The latest failures of Russia's military intelligence service, commonly known as the GRU, expose a major flaw in President Vladimir Putin's habitual way of dealing with public fiascos: He mistakenly believes the uproar will blow over.
The Dutch prime minister, Mark Rutte, and his British counterpart, Theresa May, said Thursday that the GRU had tried to hack the Organization for the Prohibition of Chemical Weapons in the Hague, which was testing the substance used to poison ex-spy Sergei Skripal and his daughter in the U.K. in March. The Russian agents allegedly were caught trying to disrupt the OPCW computer network using equipment hidden in a car trunk. They also are said to have been caught with diplomatic passports. The Netherlands expelled them.

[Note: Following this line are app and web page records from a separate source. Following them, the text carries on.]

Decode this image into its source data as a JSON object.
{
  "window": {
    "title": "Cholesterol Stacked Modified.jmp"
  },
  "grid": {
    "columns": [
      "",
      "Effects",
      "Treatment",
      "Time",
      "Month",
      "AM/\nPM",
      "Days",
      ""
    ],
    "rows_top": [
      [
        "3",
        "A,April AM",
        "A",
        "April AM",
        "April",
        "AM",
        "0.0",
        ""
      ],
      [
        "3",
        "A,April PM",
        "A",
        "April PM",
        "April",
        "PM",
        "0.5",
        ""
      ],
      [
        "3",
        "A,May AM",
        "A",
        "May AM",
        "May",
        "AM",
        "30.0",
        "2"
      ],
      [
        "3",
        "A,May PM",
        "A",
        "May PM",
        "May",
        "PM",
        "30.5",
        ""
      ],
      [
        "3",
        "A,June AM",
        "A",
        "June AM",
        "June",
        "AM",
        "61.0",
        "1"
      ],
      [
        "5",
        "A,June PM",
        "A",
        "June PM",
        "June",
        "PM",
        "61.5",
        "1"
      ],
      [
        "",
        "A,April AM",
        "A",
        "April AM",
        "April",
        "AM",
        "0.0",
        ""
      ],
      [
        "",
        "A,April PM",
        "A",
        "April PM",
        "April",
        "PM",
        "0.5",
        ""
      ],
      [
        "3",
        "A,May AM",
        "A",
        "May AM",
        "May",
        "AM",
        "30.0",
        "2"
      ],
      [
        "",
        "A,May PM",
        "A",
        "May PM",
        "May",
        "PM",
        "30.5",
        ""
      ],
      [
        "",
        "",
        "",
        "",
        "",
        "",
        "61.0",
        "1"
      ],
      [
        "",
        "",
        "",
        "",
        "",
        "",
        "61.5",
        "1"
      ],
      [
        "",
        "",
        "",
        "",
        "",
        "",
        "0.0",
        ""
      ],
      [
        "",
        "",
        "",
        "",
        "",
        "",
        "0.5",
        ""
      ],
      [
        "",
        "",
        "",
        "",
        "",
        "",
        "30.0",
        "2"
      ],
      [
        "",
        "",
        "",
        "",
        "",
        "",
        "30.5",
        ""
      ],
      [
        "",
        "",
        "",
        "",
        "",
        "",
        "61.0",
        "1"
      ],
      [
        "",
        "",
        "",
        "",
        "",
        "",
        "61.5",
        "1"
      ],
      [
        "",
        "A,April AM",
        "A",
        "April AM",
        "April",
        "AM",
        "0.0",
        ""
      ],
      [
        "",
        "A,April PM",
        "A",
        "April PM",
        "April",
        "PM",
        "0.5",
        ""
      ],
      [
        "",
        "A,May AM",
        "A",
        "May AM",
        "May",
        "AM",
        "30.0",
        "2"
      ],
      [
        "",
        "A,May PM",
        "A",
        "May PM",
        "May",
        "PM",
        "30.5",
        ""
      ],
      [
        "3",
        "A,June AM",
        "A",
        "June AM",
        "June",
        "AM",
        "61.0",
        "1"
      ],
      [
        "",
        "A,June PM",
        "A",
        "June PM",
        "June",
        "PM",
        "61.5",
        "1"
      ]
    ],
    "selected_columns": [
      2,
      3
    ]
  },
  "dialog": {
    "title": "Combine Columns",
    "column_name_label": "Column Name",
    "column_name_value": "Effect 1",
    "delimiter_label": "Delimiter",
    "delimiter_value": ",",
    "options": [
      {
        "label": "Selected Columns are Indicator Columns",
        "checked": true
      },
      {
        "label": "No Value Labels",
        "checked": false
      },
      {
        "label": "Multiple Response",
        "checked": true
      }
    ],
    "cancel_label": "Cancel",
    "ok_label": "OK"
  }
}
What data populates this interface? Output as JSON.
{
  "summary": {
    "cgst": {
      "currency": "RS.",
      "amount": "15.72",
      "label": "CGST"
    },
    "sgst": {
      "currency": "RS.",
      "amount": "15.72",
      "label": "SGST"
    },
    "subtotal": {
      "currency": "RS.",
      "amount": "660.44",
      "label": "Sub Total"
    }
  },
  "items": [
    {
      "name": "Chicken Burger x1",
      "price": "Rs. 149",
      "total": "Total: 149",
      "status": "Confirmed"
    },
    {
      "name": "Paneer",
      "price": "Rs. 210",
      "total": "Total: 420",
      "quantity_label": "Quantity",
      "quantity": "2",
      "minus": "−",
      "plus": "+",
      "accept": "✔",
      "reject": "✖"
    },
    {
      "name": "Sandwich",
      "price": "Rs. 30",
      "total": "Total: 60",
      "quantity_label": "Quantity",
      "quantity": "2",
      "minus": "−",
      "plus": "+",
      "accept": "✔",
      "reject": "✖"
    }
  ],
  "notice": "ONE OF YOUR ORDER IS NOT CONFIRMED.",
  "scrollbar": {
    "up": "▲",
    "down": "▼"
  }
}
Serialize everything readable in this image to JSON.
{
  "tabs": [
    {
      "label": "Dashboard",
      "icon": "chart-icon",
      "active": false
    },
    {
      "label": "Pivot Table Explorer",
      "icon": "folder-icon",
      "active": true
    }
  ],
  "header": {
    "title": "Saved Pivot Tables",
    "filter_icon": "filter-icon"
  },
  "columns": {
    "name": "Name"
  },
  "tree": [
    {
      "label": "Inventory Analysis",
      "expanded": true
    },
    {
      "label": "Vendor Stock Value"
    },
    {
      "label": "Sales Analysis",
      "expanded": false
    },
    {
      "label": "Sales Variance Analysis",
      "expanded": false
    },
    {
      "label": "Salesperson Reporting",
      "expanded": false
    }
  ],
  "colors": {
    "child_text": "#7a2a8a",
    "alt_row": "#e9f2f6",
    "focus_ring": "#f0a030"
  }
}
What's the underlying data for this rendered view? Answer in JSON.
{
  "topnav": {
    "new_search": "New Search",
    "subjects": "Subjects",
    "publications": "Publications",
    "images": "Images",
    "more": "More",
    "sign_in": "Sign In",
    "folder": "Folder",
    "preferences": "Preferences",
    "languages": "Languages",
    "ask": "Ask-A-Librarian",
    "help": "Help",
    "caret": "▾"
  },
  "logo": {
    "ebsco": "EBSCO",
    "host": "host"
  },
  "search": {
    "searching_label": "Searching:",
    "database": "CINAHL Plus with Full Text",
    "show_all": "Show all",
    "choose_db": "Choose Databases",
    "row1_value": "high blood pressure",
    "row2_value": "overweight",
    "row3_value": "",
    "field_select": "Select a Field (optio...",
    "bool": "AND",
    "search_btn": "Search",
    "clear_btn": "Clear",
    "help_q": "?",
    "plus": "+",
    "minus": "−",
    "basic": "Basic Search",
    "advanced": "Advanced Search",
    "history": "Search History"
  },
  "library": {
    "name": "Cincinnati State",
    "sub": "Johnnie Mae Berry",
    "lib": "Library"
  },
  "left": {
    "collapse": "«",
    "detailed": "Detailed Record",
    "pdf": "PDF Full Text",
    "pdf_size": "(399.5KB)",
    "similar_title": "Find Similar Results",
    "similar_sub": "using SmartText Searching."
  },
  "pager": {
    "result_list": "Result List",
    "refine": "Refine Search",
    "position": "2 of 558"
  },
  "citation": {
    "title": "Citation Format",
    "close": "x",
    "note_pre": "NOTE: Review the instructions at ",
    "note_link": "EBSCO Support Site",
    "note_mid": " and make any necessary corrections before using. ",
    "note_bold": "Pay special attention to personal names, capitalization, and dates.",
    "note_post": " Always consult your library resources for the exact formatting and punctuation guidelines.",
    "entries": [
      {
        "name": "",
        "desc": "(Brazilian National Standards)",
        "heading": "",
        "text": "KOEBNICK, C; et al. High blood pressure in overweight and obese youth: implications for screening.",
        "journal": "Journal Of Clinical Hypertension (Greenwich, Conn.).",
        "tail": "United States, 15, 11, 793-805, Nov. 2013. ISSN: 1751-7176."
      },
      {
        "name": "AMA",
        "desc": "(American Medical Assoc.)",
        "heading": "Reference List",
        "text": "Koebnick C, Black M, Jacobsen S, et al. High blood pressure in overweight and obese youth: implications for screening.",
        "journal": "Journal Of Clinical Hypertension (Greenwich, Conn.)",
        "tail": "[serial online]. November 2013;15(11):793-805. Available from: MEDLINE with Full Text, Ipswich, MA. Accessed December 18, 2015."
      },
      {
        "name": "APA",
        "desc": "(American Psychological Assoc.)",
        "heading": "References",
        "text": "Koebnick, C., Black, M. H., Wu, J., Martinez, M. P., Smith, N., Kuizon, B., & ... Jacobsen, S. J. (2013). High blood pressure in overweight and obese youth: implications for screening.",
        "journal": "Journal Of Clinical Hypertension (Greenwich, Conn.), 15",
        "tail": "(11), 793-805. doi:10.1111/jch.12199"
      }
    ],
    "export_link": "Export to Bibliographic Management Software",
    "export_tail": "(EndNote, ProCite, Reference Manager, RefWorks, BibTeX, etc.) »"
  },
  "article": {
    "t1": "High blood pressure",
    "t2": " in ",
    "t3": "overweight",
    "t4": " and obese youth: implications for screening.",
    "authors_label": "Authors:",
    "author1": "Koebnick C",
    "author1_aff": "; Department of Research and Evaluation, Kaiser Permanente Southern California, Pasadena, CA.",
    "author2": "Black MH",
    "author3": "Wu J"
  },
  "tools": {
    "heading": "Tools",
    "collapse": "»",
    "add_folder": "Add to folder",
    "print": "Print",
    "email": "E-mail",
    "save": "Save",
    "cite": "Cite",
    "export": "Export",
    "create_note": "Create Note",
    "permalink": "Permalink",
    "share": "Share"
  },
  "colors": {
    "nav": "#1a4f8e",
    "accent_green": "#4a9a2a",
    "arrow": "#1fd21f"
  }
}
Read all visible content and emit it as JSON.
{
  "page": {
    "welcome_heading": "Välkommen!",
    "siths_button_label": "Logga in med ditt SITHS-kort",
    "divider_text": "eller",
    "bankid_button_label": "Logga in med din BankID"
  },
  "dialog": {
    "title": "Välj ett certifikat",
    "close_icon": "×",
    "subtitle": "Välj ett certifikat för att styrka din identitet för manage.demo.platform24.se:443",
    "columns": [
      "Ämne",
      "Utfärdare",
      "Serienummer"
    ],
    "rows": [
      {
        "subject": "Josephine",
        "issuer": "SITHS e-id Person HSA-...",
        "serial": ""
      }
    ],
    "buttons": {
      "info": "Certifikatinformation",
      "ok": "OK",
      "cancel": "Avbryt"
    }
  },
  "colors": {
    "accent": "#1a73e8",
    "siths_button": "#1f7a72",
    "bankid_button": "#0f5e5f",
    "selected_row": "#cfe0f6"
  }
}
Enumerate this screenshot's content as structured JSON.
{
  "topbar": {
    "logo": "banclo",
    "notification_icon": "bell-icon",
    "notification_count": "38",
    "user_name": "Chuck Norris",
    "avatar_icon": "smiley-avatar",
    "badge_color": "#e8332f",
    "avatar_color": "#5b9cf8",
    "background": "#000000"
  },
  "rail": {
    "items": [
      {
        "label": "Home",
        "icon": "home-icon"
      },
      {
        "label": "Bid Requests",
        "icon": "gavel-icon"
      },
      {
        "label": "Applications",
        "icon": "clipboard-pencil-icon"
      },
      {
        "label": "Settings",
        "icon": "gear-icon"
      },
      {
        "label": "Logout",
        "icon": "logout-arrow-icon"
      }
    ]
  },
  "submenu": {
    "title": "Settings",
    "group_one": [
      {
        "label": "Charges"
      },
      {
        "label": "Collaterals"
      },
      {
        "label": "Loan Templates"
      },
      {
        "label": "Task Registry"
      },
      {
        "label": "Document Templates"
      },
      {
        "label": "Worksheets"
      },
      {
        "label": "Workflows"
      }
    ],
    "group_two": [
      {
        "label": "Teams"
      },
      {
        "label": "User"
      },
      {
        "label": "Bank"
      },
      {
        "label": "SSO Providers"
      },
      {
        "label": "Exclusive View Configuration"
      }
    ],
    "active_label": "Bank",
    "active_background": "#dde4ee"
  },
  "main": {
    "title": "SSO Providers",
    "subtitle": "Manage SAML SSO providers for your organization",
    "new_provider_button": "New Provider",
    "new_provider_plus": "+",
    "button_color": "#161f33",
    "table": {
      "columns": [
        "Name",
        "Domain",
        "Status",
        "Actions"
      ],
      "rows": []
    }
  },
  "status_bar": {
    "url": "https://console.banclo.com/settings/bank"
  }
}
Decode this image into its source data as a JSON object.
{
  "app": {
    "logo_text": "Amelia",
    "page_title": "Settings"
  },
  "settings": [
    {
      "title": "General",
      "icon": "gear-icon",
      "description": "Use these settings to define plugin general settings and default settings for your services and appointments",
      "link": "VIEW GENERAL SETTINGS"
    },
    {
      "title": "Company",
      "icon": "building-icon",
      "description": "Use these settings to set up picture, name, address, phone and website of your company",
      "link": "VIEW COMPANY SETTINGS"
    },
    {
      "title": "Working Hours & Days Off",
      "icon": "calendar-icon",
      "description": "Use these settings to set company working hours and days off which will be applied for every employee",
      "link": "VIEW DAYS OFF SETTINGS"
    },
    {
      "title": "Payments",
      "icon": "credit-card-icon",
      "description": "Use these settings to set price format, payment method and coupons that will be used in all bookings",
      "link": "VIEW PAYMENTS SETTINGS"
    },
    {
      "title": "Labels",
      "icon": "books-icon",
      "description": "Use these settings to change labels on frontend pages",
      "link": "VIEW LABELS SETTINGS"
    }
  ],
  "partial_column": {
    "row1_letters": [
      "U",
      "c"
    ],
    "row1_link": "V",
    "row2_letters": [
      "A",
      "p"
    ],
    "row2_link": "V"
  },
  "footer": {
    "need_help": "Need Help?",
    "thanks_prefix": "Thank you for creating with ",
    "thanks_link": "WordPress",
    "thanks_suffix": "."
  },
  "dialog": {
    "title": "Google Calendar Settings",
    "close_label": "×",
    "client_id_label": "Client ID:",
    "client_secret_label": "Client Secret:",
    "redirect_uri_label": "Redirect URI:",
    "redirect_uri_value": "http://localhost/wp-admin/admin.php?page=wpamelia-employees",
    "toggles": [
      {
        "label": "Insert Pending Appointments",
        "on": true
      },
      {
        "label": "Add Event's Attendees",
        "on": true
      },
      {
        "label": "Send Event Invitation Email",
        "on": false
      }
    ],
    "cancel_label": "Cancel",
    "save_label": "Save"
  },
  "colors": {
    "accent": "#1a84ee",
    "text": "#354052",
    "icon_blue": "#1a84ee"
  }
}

This follows a similar scandal in Switzerland, where two Russian agents allegedly tried to hack the Spiez Laboratory, a chemicals testing facility that also examined the substance used on Skripal. The two were eventually detained in the Netherlands.
Also on Thursday, the U.S. Justice Department announced criminal charges against seven Russian military intelligence officers for trying to hack into anti-doping agencies and international sports organizations in response to accusations of doping against Russia.
The new revelations extend a line of embarrassing GRU failures, including a botched effort to conceal Russian links to the downing of a Malaysian passenger airliner over eastern Ukraine and an alleged failed coup in Montenegro, both in 2014. In addition, U.S. authorities presented highly detailed charges against GRU officers in the hacking of the Democratic National Committee in 2016. Recently, one of the Skripals' alleged unsuccessful poisoners was convincingly identified by open source intelligence researchers as a GRU colonel, decorated with Russia's highest military medal for his part in the Crimea annexation.
In Soviet times, such carelessness probably would have led to reprisals against the spy agency, but Putin appears to be taking a different attitude. There have been no reports of a GRU shakeup, and on Wednesday, Putin said he thought the agitation would just go away. "I think it'll all pass someday, I hope it'll be over, and the sooner it's over, the better," he said of the Skripal story, which he described as "another spy scandal being artificially blown up."
For a leader known for his ability to wrong-foot opponents with lightning judo-like moves, Putin has been strangely passive in recent months. He has missed several opportunities to escalate military action in Syria and made no surprising moves elsewhere, including Ukraine or the Balkans.
Putin hasn't been shy about conveying his belief that time is on his side. During a call-in session with voters in June, he said he expected Western attempts to put pressure on Russia to run their course eventually. "All this pressure will end when our partners realize that the methods they're using are inefficient, counterproductive, damaging to everyone and that the Russian Federation's interests will have to be taken into account," he said.
But nothing will blow over as long as Putin's intelligence services keep waging, and losing, a high-stakes, secret war against the West. The GRU flops aren't the only examples of Russian ineptitude; in July, Greece, a North Atlantic Treaty Organization member traditionally friendlier to Russia than most others, expelled two Russian diplomats for trying to obtain and distribute sensitive information.
Putin was right when he said Wednesday that spy wars "cannot be shut down." But a government that can afford to wait wins more often than it loses. The Russian spy operations are too transparent to Putin's adversaries to be of any help to him. They're so painfully incompetent that they undermine Putin's domestic support, even as many Russians are grumbling about a sharp retirement-age increase he signed into effect on Wednesday.
The Russian president doesn't have a reputation as a lovable bungler; his propaganda machine has honed an image of ruthless efficiency and cunning. The Russian leader doesn't have the Teflon coating of a Donald Trump, who can make one misstep after another and still keep his support base. The Russian president can't afford to look fallible, but he increasingly does. Simply trying to wait out one unfavorable news cycle after another won't fix the problem.
Putin has more than five years left in what is likely to be his last presidency. I don't know which prospect is scarier: That he will realize passivity works against him and start making even riskier moves, or that he'll retreat further into his shell, leaving the various corrupt cliques in the Russian elite to fight it out. Both could have disastrous consequences for Russia the country, as opposed to Russia the political regime.
The most unlikely scenario is that Putin ends the ham-handed spy operations and looks for better, smarter ways for Russia to assert itself internationally.
Bershidsky is a Bloomberg Opinion columnist covering European politics and business. He was the founding editor of the Russian business daily Vedomosti and founded the opinion website Slon.ru.